== THE TASK ==
Write out the entries below exactly as they stand. Skip every image.

== EXCERPTED DATA ==
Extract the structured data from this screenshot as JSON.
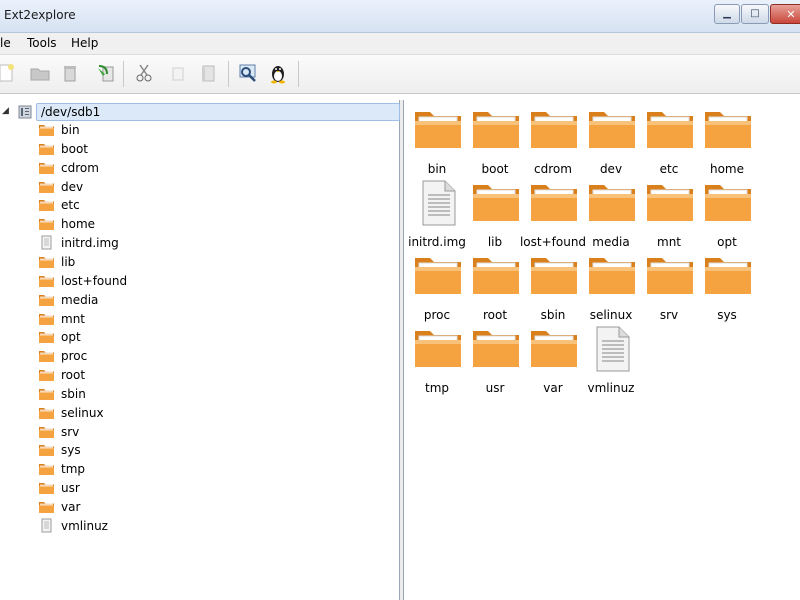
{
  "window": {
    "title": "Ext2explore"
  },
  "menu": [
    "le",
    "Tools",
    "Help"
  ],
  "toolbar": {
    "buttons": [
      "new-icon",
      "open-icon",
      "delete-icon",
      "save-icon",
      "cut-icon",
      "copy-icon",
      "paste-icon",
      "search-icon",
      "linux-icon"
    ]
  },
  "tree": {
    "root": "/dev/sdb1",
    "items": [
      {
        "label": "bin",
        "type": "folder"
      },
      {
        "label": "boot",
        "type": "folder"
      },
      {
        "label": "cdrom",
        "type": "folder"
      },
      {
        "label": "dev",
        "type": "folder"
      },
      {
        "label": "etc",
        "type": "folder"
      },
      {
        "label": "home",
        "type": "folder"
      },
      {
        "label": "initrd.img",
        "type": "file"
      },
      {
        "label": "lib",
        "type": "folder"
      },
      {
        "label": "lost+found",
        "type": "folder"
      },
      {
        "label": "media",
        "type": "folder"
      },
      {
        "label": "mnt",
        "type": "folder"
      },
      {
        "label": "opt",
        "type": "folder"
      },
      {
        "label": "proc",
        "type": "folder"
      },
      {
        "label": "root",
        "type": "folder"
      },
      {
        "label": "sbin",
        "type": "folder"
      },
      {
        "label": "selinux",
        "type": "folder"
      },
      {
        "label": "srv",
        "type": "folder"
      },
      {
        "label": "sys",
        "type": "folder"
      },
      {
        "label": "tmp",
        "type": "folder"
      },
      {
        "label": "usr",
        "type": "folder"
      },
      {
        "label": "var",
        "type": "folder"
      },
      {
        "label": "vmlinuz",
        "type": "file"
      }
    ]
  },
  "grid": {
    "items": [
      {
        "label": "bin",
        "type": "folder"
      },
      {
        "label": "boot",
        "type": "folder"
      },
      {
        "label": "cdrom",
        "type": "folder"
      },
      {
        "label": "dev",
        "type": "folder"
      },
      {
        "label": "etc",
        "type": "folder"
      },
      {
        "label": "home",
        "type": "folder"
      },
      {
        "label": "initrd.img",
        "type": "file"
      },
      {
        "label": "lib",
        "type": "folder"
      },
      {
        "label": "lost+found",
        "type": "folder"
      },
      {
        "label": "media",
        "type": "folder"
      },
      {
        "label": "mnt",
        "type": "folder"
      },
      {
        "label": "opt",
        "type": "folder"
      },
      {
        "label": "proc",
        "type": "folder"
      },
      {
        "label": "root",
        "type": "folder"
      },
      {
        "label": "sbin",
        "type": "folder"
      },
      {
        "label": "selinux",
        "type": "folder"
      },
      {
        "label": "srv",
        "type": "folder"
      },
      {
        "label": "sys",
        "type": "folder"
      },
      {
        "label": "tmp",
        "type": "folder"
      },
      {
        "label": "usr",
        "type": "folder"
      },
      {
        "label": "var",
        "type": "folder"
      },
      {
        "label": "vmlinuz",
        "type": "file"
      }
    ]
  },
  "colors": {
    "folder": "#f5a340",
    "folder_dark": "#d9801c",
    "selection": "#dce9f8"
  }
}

== EXPECTED OUTPUT ==
Extract the structured data from this screenshot as JSON.
{
  "window": {
    "title": "Ext2explore"
  },
  "menu": [
    "le",
    "Tools",
    "Help"
  ],
  "toolbar": {
    "buttons": [
      "new-icon",
      "open-icon",
      "delete-icon",
      "save-icon",
      "cut-icon",
      "copy-icon",
      "paste-icon",
      "search-icon",
      "linux-icon"
    ]
  },
  "tree": {
    "root": "/dev/sdb1",
    "items": [
      {
        "label": "bin",
        "type": "folder"
      },
      {
        "label": "boot",
        "type": "folder"
      },
      {
        "label": "cdrom",
        "type": "folder"
      },
      {
        "label": "dev",
        "type": "folder"
      },
      {
        "label": "etc",
        "type": "folder"
      },
      {
        "label": "home",
        "type": "folder"
      },
      {
        "label": "initrd.img",
        "type": "file"
      },
      {
        "label": "lib",
        "type": "folder"
      },
      {
        "label": "lost+found",
        "type": "folder"
      },
      {
        "label": "media",
        "type": "folder"
      },
      {
        "label": "mnt",
        "type": "folder"
      },
      {
        "label": "opt",
        "type": "folder"
      },
      {
        "label": "proc",
        "type": "folder"
      },
      {
        "label": "root",
        "type": "folder"
      },
      {
        "label": "sbin",
        "type": "folder"
      },
      {
        "label": "selinux",
        "type": "folder"
      },
      {
        "label": "srv",
        "type": "folder"
      },
      {
        "label": "sys",
        "type": "folder"
      },
      {
        "label": "tmp",
        "type": "folder"
      },
      {
        "label": "usr",
        "type": "folder"
      },
      {
        "label": "var",
        "type": "folder"
      },
      {
        "label": "vmlinuz",
        "type": "file"
      }
    ]
  },
  "grid": {
    "items": [
      {
        "label": "bin",
        "type": "folder"
      },
      {
        "label": "boot",
        "type": "folder"
      },
      {
        "label": "cdrom",
        "type": "folder"
      },
      {
        "label": "dev",
        "type": "folder"
      },
      {
        "label": "etc",
        "type": "folder"
      },
      {
        "label": "home",
        "type": "folder"
      },
      {
        "label": "initrd.img",
        "type": "file"
      },
      {
        "label": "lib",
        "type": "folder"
      },
      {
        "label": "lost+found",
        "type": "folder"
      },
      {
        "label": "media",
        "type": "folder"
      },
      {
        "label": "mnt",
        "type": "folder"
      },
      {
        "label": "opt",
        "type": "folder"
      },
      {
        "label": "proc",
        "type": "folder"
      },
      {
        "label": "root",
        "type": "folder"
      },
      {
        "label": "sbin",
        "type": "folder"
      },
      {
        "label": "selinux",
        "type": "folder"
      },
      {
        "label": "srv",
        "type": "folder"
      },
      {
        "label": "sys",
        "type": "folder"
      },
      {
        "label": "tmp",
        "type": "folder"
      },
      {
        "label": "usr",
        "type": "folder"
      },
      {
        "label": "var",
        "type": "folder"
      },
      {
        "label": "vmlinuz",
        "type": "file"
      }
    ]
  },
  "colors": {
    "folder": "#f5a340",
    "folder_dark": "#d9801c",
    "selection": "#dce9f8"
  }
}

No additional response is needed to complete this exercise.